Former Love Island contestant Amy Hart stopped reporting online abuse to social media companies because she doesn’t believe anything will be done.

The 29-year-old, told an inquiry into influencer culture that she did not believe sites such as Twitter, Facebook and Instagram were supportive enough when it came to trolling.

The former British Airways air stewardess, shared her personal experience in front of the Digital, Culture, Media and Sport Committee.

Hart recounted the abuse she regularly receives online and raised concerns over the number of abusive private messages sent to her that did not breach the sites’ community guidelines.

Wandsworth Times: Amy Hart and blogger Nicole Ocran at the committee on social media. Credit: PAAmy Hart and blogger Nicole Ocran at the committee on social media. Credit: PA

She said: “I am desensitised but I would say that the (social media) networks are not supportive enough when it comes to trolling.

“I have reported some messages before and they come back saying, ‘We have looked at it and it doesn’t break community guidelines’ and I am like, ‘Look at that message!’

“Look at this barrage of messages someone has sent me before 7 o’clock in the morning telling me how much they hate me, how awful I am, why everyone hates me, how ugly I am.
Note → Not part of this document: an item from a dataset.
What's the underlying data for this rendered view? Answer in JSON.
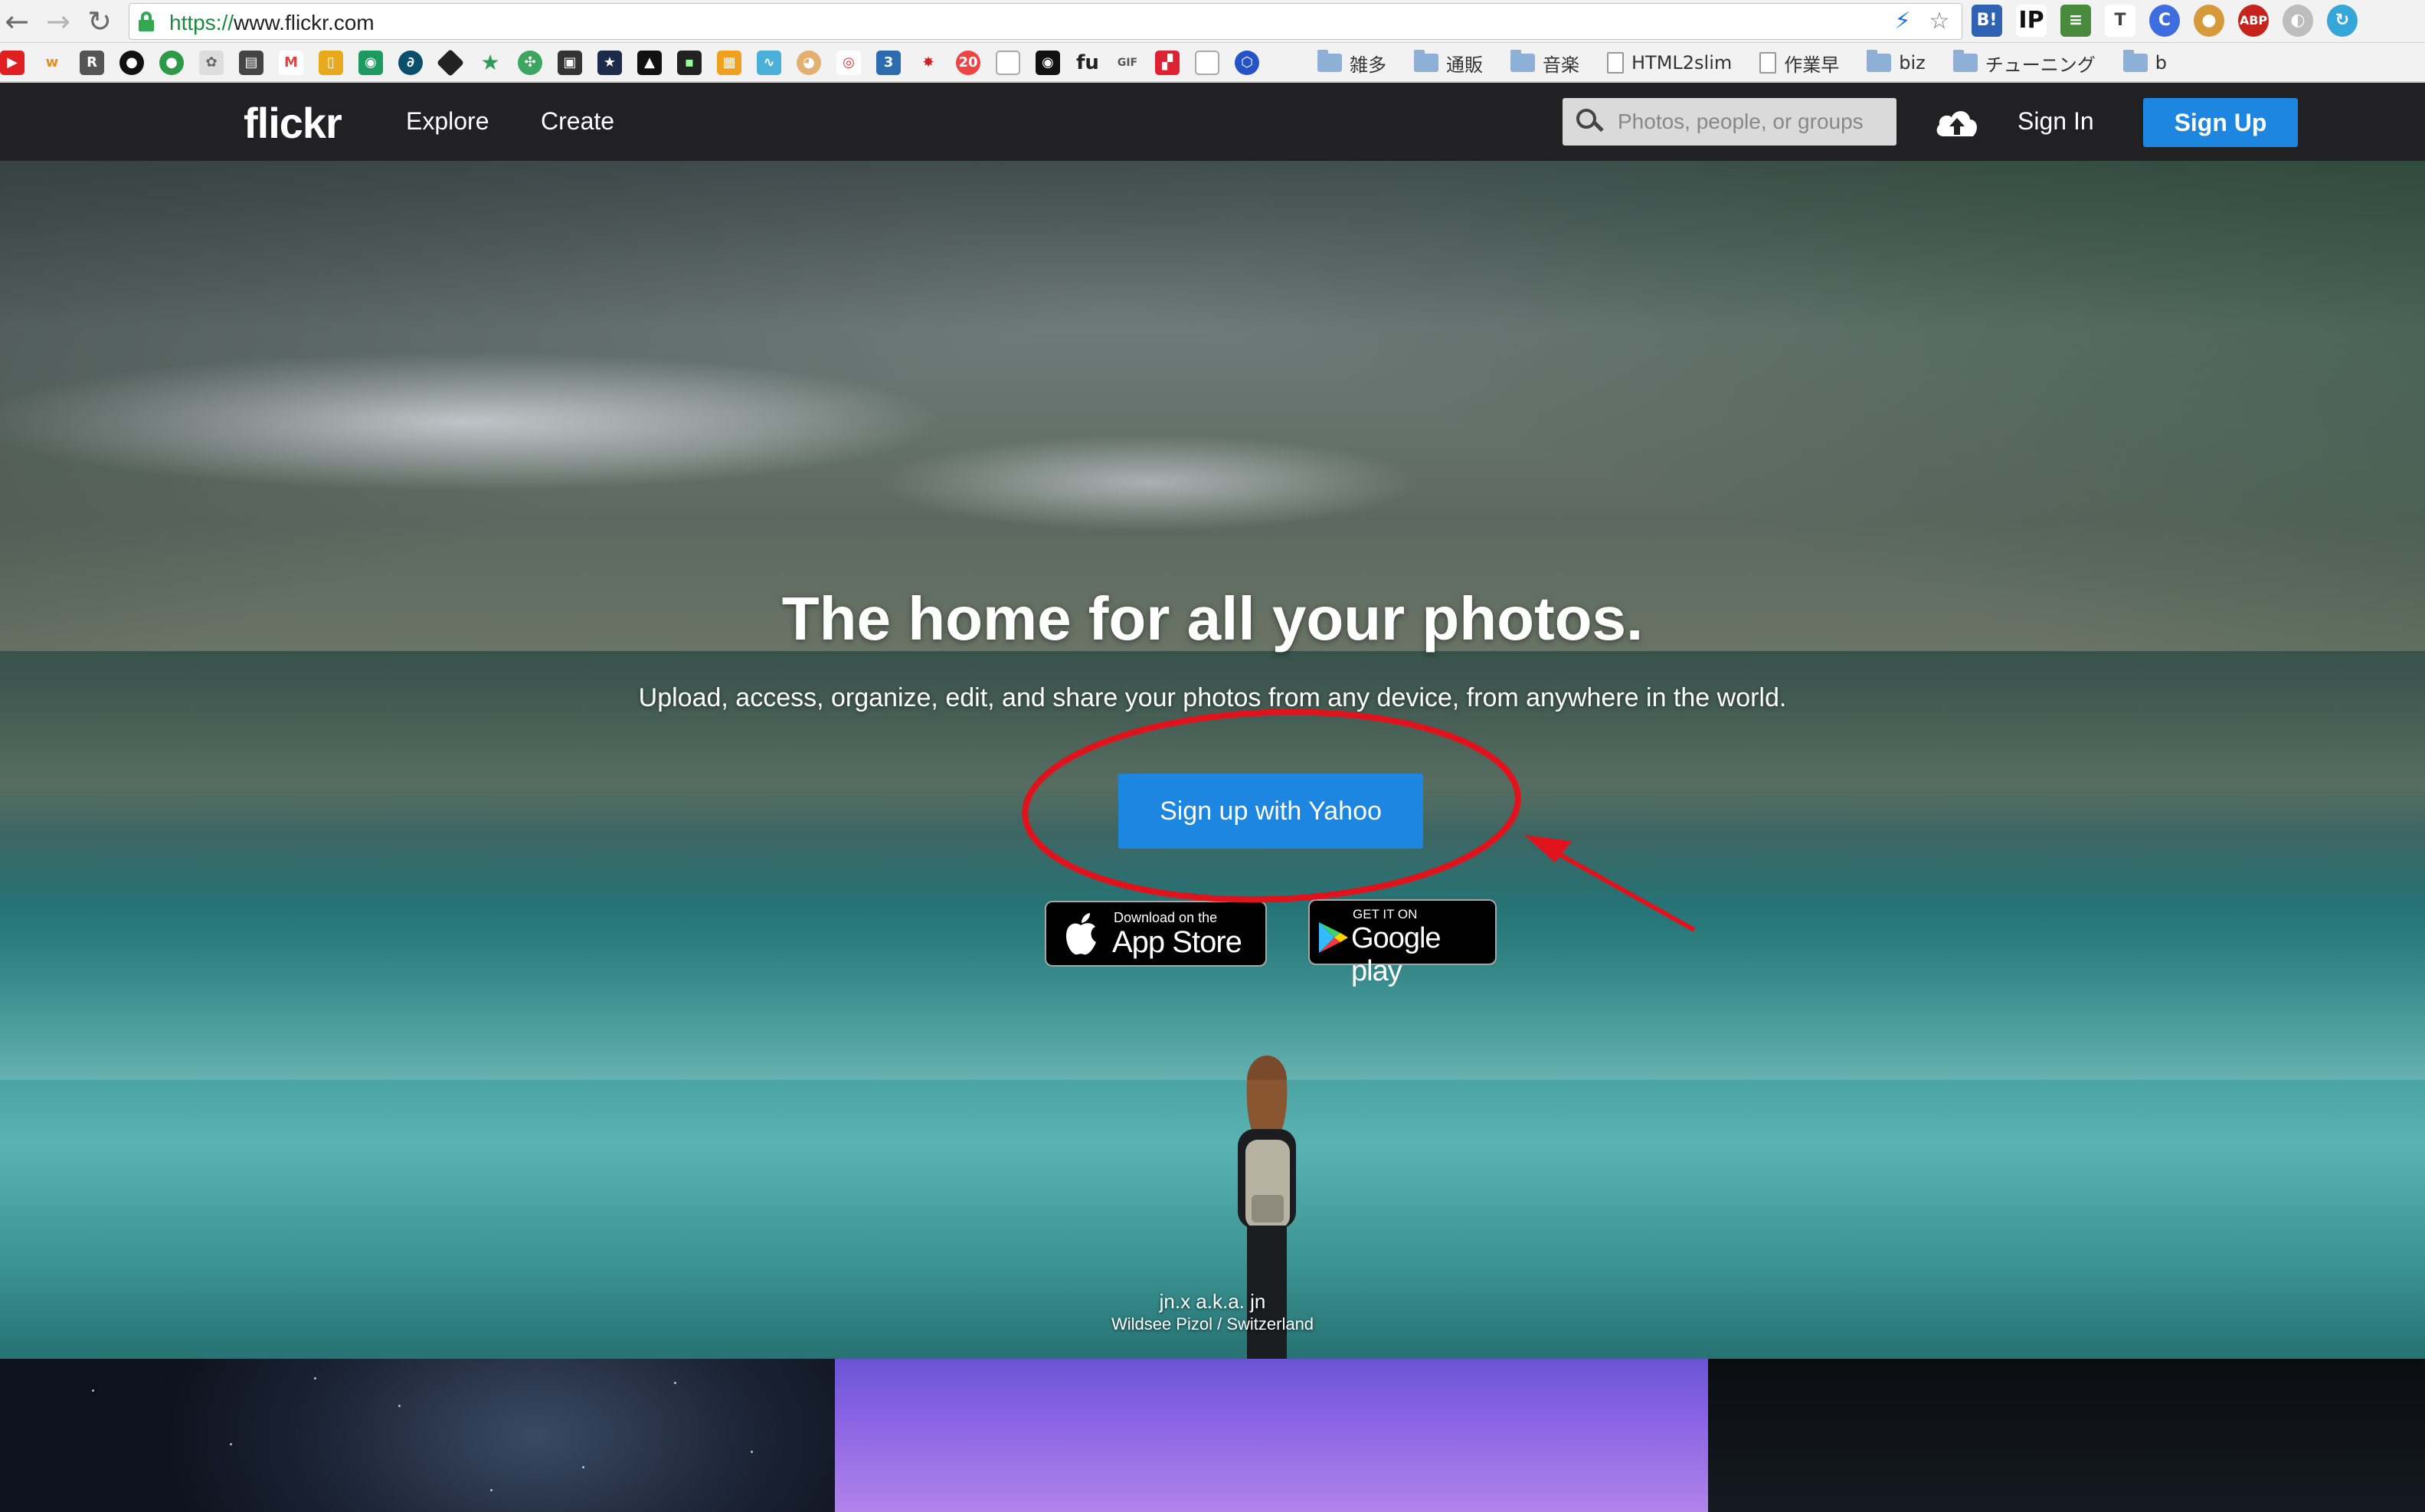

“From a fake account as well, a trolling account, a burner account, and you are telling me that doesn’t break policy?”

Hart said she was getting trolled by people who said they are nurses and “people that have got husbands and children”.

One death threat was even traced back to a 13-year-old.

She added: “I delete things, but you see those messages and actually I have probably stopped reporting them now because I know there is no point.

“Because the time it takes me the process of doing: ‘Why are you reporting this message?’ and then it comes back a few hours later with a notification that says, ‘We have checked it and it doesn’t break community guidelines’.”

The former Islander also dismissed the idea being an influencer was not a legitimate career, telling the inquiry: “I used to think it wasn’t a proper job either and it really, really is.”

Hart suggested that posts tagged as adverts were seen by less followers and that she would be willing to pay to use the social media networks “in exchange for a fairer algorithm”.

She also called for a standardised pricing structure which would look at how many followers and the level of engagement an influencer to decide their work with brands.

Wandsworth Times: Co-founder of The Creator Union, Nicole Ocran, at the committee. Credit: PACo-founder of The Creator Union, Nicole Ocran, at the committee. Credit: PA

Nicole Ocran, a blogger and co-founder of The Creator Union, which advocates for digital creators, appeared alongside Hart.

Ocran told the inquiry her union had reached out to social media networks including Twitter, Facebook and Instagram but had only heard back from image sharing site Pinterest.

Speaking about trolling, she said: “From our perspective the platforms do not move fast enough – the don’t move at all.”

On Twitter, users should not engage in the targeted harassment of someone, or incite other people to, and the site can limit the ability to post or suspend an account temporarily or permanently.

Instagram and Facebook have both set out rules on “violating messages” where users can restrict messages and disable accounts to protect themselves.

Twitter, Instagram and Facebook have been contacted for comment.